“I’ve lived in Milford since 2011,” he said. “We own the whole house.”

His North Washington Street building is divided into two apartments. Mr. Ortiz-Delgado’s sister-in-law lives in one and often helps care for his daughter, 7-year-old Jayliana, as his wife was deployed until recently.

The house is old and in need of repairs. Mr. Ortiz-Delgado was looking to get an estimate for fixing up his porches when the contractor told him he needed to completely redo his roof.

“I got an estimate, and they told me the price, and I was like, ‘Oh my God, I can’t afford this,’” he said. “I actually just got laid off due to the pandemic.”

His layoff from Emergency Response Protocol certainly didn’t help his situation.

“I already had leaks inside my house. I probably would have had to scrape to try to do something,” Mr. Ortiz-Delgado said. “A squirrel came into the house. My in-law was watching my daughter, and she had a broom fight with a squirrel because it came down from the ceiling.”

That’s when he got in touch with Operation Homefront.

“They’re basically designed to help veterans having a hard time with their finances,” Mr. Ortiz-Delgado said of the nonprofit. “I qualified for it through the application process that we went through.”

He said he’s “very happy” with the treatment he’s received.

“I’m very grateful for them,” he said. “They’ve been nothing but supportive. Through the whole application process, they were there to help me out.”

Operation Homefront reached out to two businesses, which both stepped up to help without hesitation, asking for nothing in return.

Owens Corning, a multinational roofing supply company, and Newark-based Ferris Home Improvements collaborated on the project.

“They supplied the materials, we supplied the labor,” said Ferris’ owner, Walter “Reds” Ferris. “We donated everything, and a veteran gets a leg-up.”

Bill Weimer, a regional sales manager at Owens Corning, said the donation was part of the company’s Roof Deployment Project.

“We started that at Owens Corning a few years ago, and it really helped give back to the veterans and to give our platinum contractors like Ferris an opportunity to support that, as well,” he said.

“We just respect what the military does for our country,” Mr. Weimer said. “It gives us the opportunity to have a successful business, and we want to give back.”

Mr. Ferris felt similarly.

“The reason we’re here and we’re able to do what we can do business-wise and with home improvements is because of veterans like this man here that protected our freedom and fought for his country,” he said.

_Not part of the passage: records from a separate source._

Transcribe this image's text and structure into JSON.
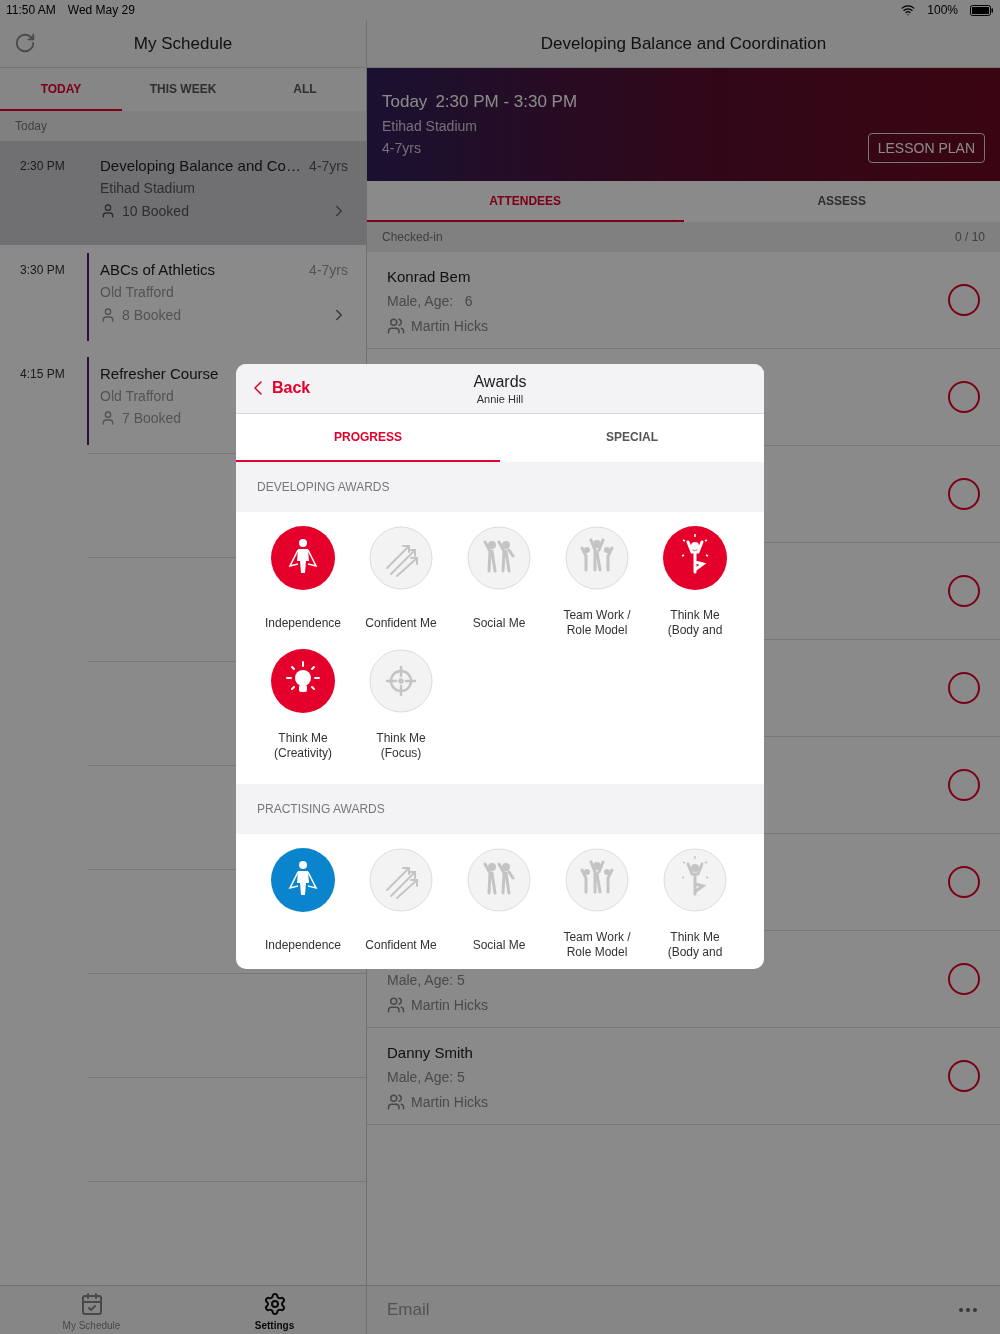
{
  "status_bar": {
    "time": "11:50 AM",
    "date": "Wed May 29",
    "battery": "100%"
  },
  "schedule": {
    "title": "My Schedule",
    "tabs": [
      {
        "label": "TODAY",
        "selected": true
      },
      {
        "label": "THIS WEEK",
        "selected": false
      },
      {
        "label": "ALL",
        "selected": false
      }
    ],
    "section": "Today",
    "sessions": [
      {
        "time": "2:30 PM",
        "title": "Developing Balance and Co…",
        "age": "4-7yrs",
        "venue": "Etihad Stadium",
        "booked": "10 Booked",
        "chevron": true,
        "selected": true
      },
      {
        "time": "3:30 PM",
        "title": "ABCs of Athletics",
        "age": "4-7yrs",
        "venue": "Old Trafford",
        "booked": "8 Booked",
        "chevron": true,
        "selected": false
      },
      {
        "time": "4:15 PM",
        "title": "Refresher Course",
        "venue": "Old Trafford",
        "booked": "7 Booked",
        "selected": false
      }
    ]
  },
  "tab_bar": [
    {
      "kind": "calendar",
      "label": "My Schedule",
      "selected": false
    },
    {
      "kind": "settings",
      "label": "Settings",
      "selected": true
    }
  ],
  "lesson": {
    "title": "Developing Balance and Coordination",
    "hero": {
      "day": "Today",
      "time": "2:30 PM - 3:30 PM",
      "venue": "Etihad Stadium",
      "age": "4-7yrs",
      "button": "LESSON PLAN"
    },
    "tabs": [
      {
        "label": "ATTENDEES",
        "selected": true
      },
      {
        "label": "ASSESS",
        "selected": false
      }
    ],
    "checked_in": {
      "label": "Checked-in",
      "count": "0 / 10"
    },
    "attendees": [
      {
        "name": "Konrad Bem",
        "detail": "Male, Age:   6",
        "coach": "Martin Hicks",
        "checked": false
      },
      {
        "checked": false
      },
      {
        "checked": false
      },
      {
        "checked": false
      },
      {
        "checked": false
      },
      {
        "checked": false
      },
      {
        "checked": false
      },
      {
        "detail": "Male, Age: 5",
        "coach": "Martin Hicks",
        "checked": false
      },
      {
        "name": "Danny Smith",
        "detail": "Male, Age: 5",
        "coach": "Martin Hicks",
        "checked": false
      }
    ],
    "email": {
      "placeholder": "Email"
    }
  },
  "modal": {
    "back": "Back",
    "title": "Awards",
    "subtitle": "Annie Hill",
    "tabs": [
      {
        "label": "PROGRESS",
        "selected": true
      },
      {
        "label": "SPECIAL",
        "selected": false
      }
    ],
    "sections": [
      {
        "title": "DEVELOPING AWARDS",
        "color": "#e4002b",
        "awards": [
          {
            "kind": "hero",
            "label": "Independence",
            "earned": true
          },
          {
            "kind": "arrows",
            "label": "Confident Me",
            "earned": false
          },
          {
            "kind": "dancers",
            "label": "Social Me",
            "earned": false
          },
          {
            "kind": "team",
            "label": "Team Work / Role Model",
            "earned": false
          },
          {
            "kind": "balance",
            "label": "Think Me (Body and",
            "earned": true
          },
          {
            "kind": "bulb",
            "label": "Think Me (Creativity)",
            "earned": true
          },
          {
            "kind": "target",
            "label": "Think Me (Focus)",
            "earned": false
          }
        ]
      },
      {
        "title": "PRACTISING AWARDS",
        "color": "#0a84cc",
        "awards": [
          {
            "kind": "hero",
            "label": "Independence",
            "earned": true
          },
          {
            "kind": "arrows",
            "label": "Confident Me",
            "earned": false
          },
          {
            "kind": "dancers",
            "label": "Social Me",
            "earned": false
          },
          {
            "kind": "team",
            "label": "Team Work / Role Model",
            "earned": false
          },
          {
            "kind": "balance",
            "label": "Think Me (Body and",
            "earned": false
          }
        ]
      }
    ]
  }
}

“I can’t thank him enough,” Mr. Ferris said. “This is a way I can actually help financially with someone who may be sacrificing some part of his career to make sure people like me could grow up and do whatever I wanted to do.”

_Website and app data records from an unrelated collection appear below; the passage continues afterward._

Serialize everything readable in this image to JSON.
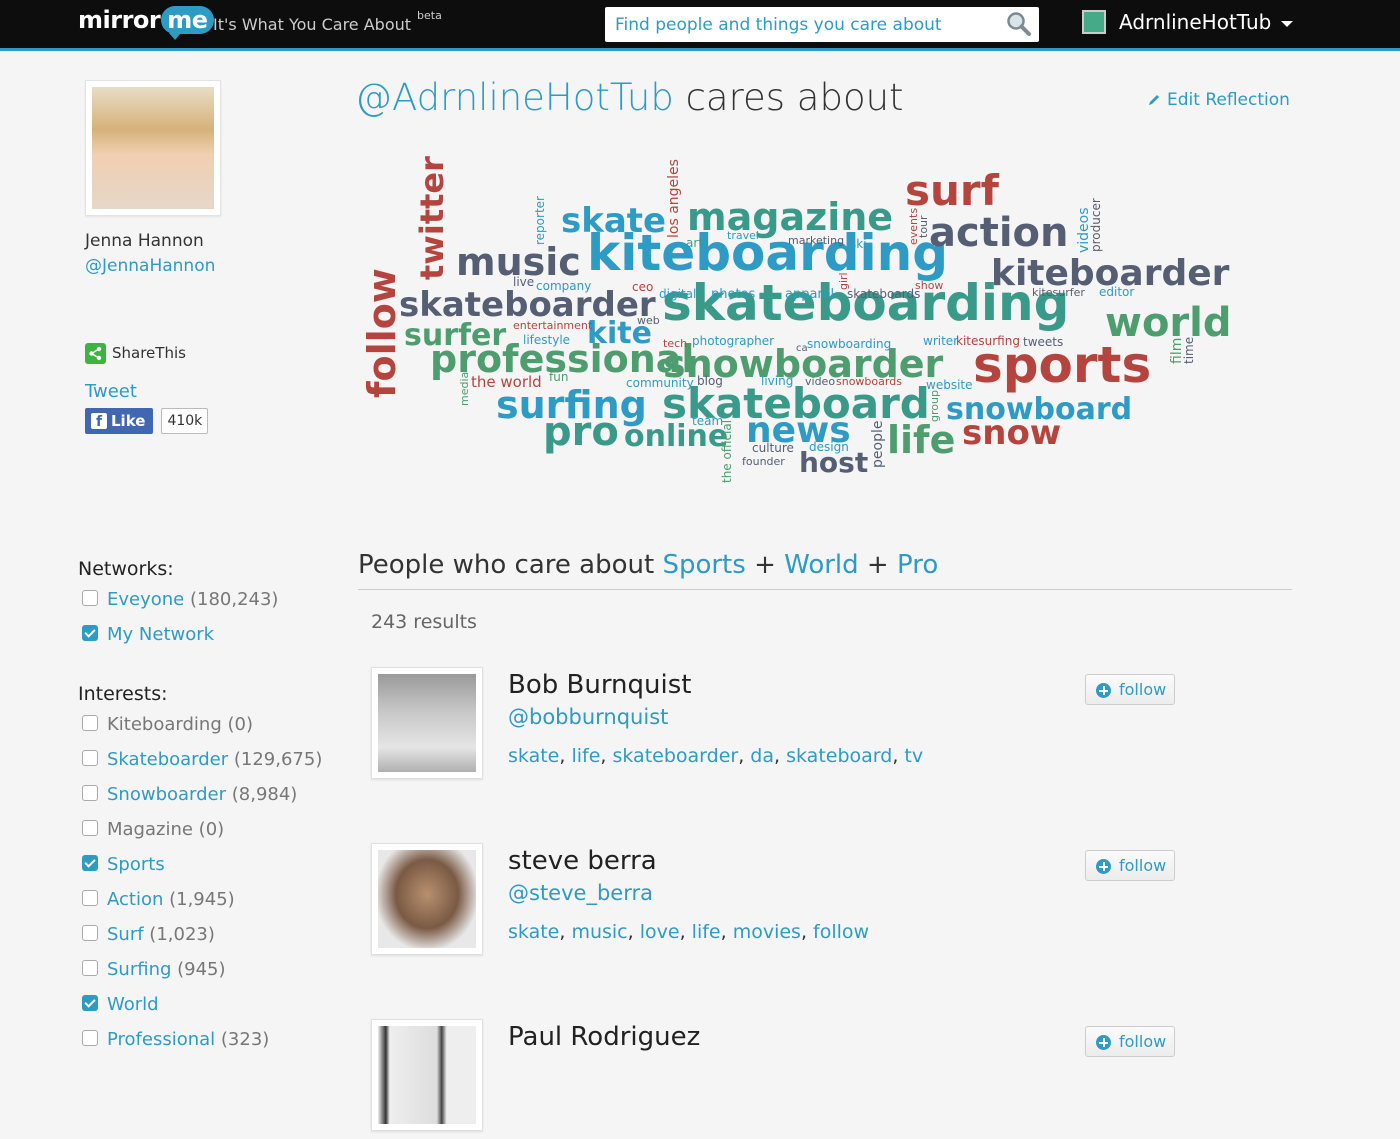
{
  "header": {
    "logo_text": "mirror",
    "logo_bubble": "me",
    "tagline": "It's What You Care About",
    "beta": "beta",
    "search_placeholder": "Find people and things you care about",
    "username": "AdrnlineHotTub"
  },
  "profile": {
    "name": "Jenna Hannon",
    "handle": "@JennaHannon",
    "sharethis": "ShareThis",
    "tweet": "Tweet",
    "fb_like": "Like",
    "fb_count": "410k"
  },
  "reflection": {
    "user": "@AdrnlineHotTub",
    "suffix": " cares about",
    "edit_label": "Edit Reflection"
  },
  "colors": {
    "blue": "#2e9bc4",
    "teal": "#3a9a8a",
    "red": "#b5443f",
    "slate": "#555e73",
    "green": "#4e9d6e",
    "brown": "#a55a4a"
  },
  "wordcloud": [
    {
      "w": "kiteboarding",
      "c": "blue"
    },
    {
      "w": "skateboarding",
      "c": "teal"
    },
    {
      "w": "sports",
      "c": "red"
    },
    {
      "w": "skateboard",
      "c": "teal"
    },
    {
      "w": "professional",
      "c": "green"
    },
    {
      "w": "snowboarder",
      "c": "green"
    },
    {
      "w": "magazine",
      "c": "teal"
    },
    {
      "w": "kiteboarder",
      "c": "slate"
    },
    {
      "w": "skateboarder",
      "c": "slate"
    },
    {
      "w": "surfing",
      "c": "blue"
    },
    {
      "w": "world",
      "c": "green"
    },
    {
      "w": "action",
      "c": "slate"
    },
    {
      "w": "music",
      "c": "slate"
    },
    {
      "w": "snowboard",
      "c": "blue"
    },
    {
      "w": "news",
      "c": "blue"
    },
    {
      "w": "surf",
      "c": "red"
    },
    {
      "w": "life",
      "c": "green"
    },
    {
      "w": "skate",
      "c": "blue"
    },
    {
      "w": "pro",
      "c": "teal"
    },
    {
      "w": "snow",
      "c": "red"
    },
    {
      "w": "online",
      "c": "teal"
    },
    {
      "w": "host",
      "c": "slate"
    },
    {
      "w": "surfer",
      "c": "green"
    },
    {
      "w": "kite",
      "c": "blue"
    },
    {
      "w": "twitter",
      "c": "red"
    },
    {
      "w": "follow",
      "c": "red"
    },
    {
      "w": "the world",
      "c": "red"
    },
    {
      "w": "los angeles",
      "c": "red"
    },
    {
      "w": "people",
      "c": "slate"
    },
    {
      "w": "videos",
      "c": "blue"
    },
    {
      "w": "producer",
      "c": "slate"
    },
    {
      "w": "film",
      "c": "green"
    },
    {
      "w": "time",
      "c": "slate"
    },
    {
      "w": "events",
      "c": "red"
    },
    {
      "w": "tour",
      "c": "slate"
    },
    {
      "w": "reporter",
      "c": "blue"
    },
    {
      "w": "art",
      "c": "teal"
    },
    {
      "w": "travel",
      "c": "blue"
    },
    {
      "w": "marketing",
      "c": "slate"
    },
    {
      "w": "ski",
      "c": "blue"
    },
    {
      "w": "girl",
      "c": "red"
    },
    {
      "w": "live",
      "c": "slate"
    },
    {
      "w": "company",
      "c": "blue"
    },
    {
      "w": "ceo",
      "c": "red"
    },
    {
      "w": "digital",
      "c": "blue"
    },
    {
      "w": "photos",
      "c": "blue"
    },
    {
      "w": "apparel",
      "c": "blue"
    },
    {
      "w": "skateboards",
      "c": "slate"
    },
    {
      "w": "show",
      "c": "red"
    },
    {
      "w": "kitesurfer",
      "c": "slate"
    },
    {
      "w": "editor",
      "c": "blue"
    },
    {
      "w": "entertainment",
      "c": "red"
    },
    {
      "w": "web",
      "c": "slate"
    },
    {
      "w": "lifestyle",
      "c": "blue"
    },
    {
      "w": "tech",
      "c": "red"
    },
    {
      "w": "photographer",
      "c": "blue"
    },
    {
      "w": "ca",
      "c": "slate"
    },
    {
      "w": "snowboarding",
      "c": "blue"
    },
    {
      "w": "writer",
      "c": "blue"
    },
    {
      "w": "kitesurfing",
      "c": "red"
    },
    {
      "w": "tweets",
      "c": "slate"
    },
    {
      "w": "media",
      "c": "green"
    },
    {
      "w": "fun",
      "c": "green"
    },
    {
      "w": "community",
      "c": "blue"
    },
    {
      "w": "blog",
      "c": "slate"
    },
    {
      "w": "living",
      "c": "blue"
    },
    {
      "w": "video",
      "c": "slate"
    },
    {
      "w": "snowboards",
      "c": "red"
    },
    {
      "w": "website",
      "c": "blue"
    },
    {
      "w": "group",
      "c": "green"
    },
    {
      "w": "team",
      "c": "blue"
    },
    {
      "w": "the official",
      "c": "green"
    },
    {
      "w": "culture",
      "c": "slate"
    },
    {
      "w": "design",
      "c": "blue"
    },
    {
      "w": "founder",
      "c": "slate"
    }
  ],
  "filters": {
    "networks_heading": "Networks:",
    "networks": [
      {
        "label": "Eveyone",
        "count": "(180,243)",
        "checked": false,
        "muted": false
      },
      {
        "label": "My Network",
        "count": "",
        "checked": true,
        "muted": false
      }
    ],
    "interests_heading": "Interests:",
    "interests": [
      {
        "label": "Kiteboarding",
        "count": "(0)",
        "checked": false,
        "muted": true
      },
      {
        "label": "Skateboarder",
        "count": "(129,675)",
        "checked": false,
        "muted": false
      },
      {
        "label": "Snowboarder",
        "count": "(8,984)",
        "checked": false,
        "muted": false
      },
      {
        "label": "Magazine",
        "count": "(0)",
        "checked": false,
        "muted": true
      },
      {
        "label": "Sports",
        "count": "",
        "checked": true,
        "muted": false
      },
      {
        "label": "Action",
        "count": "(1,945)",
        "checked": false,
        "muted": false
      },
      {
        "label": "Surf",
        "count": "(1,023)",
        "checked": false,
        "muted": false
      },
      {
        "label": "Surfing",
        "count": "(945)",
        "checked": false,
        "muted": false
      },
      {
        "label": "World",
        "count": "",
        "checked": true,
        "muted": false
      },
      {
        "label": "Professional",
        "count": "(323)",
        "checked": false,
        "muted": false
      }
    ]
  },
  "results": {
    "heading_prefix": "People who care about ",
    "terms": [
      "Sports",
      "World",
      "Pro"
    ],
    "plus": " + ",
    "count_text": "243 results",
    "follow_label": "follow",
    "people": [
      {
        "name": "Bob Burnquist",
        "handle": "@bobburnquist",
        "tags": [
          "skate",
          "life",
          "skateboarder",
          "da",
          "skateboard",
          "tv"
        ]
      },
      {
        "name": "steve berra",
        "handle": "@steve_berra",
        "tags": [
          "skate",
          "music",
          "love",
          "life",
          "movies",
          "follow"
        ]
      },
      {
        "name": "Paul Rodriguez",
        "handle": "",
        "tags": []
      }
    ]
  }
}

He said the work being done is worth around $30,000.

“We tore off the old shingles … all the way to the decking. In certain places, we’re putting new decking down where it was rotted or not in good condition,” said Mike Low, a Ferris employee coordinating the construction.

Ferris Home Improvements is providing a new roof for U.S. Army veteran Angel Ortiz-Delgado’s house at North Washington Street in Milford, as part of the Owens Corning Roof Deployment Project. (Special to the State News/Ariane Mueller)

He said the project requires “a three-man crew,” and that it’s “about a four-day job for us.”

Mr. Ortiz-Delgado said Ferris has done a great job so far.

“They’ve been checking up on me, making sure that they were there for me,” he said. “They called me on Day One telling me what to expect.”

Mr. Ferris was very excited to finally be able to participate in the program.

“We’ve been part of this program for a while, waiting for a candidate, and it’s taken a little while to find one because people aren’t putting in for it or maybe they don’t believe it would actually happen,” he said. “This shows that this actually can happen. Hopefully, other veterans will step forward.”

On several occasions, Mr. Ortiz-Delgado expressed how grateful he was to everyone involved in the project. But they weren’t just helping him. His whole family will benefit.

“I’m not concerned about myself. I’m more concerned about my family,” Mr. Ortiz-Delgado said. “If something happened to me, I could find a way to get out of it … but I’m not alone. I’m married, and I have a daughter, and I have to make sure that they have a steady home.”

Reach staff writer Noah Zucker at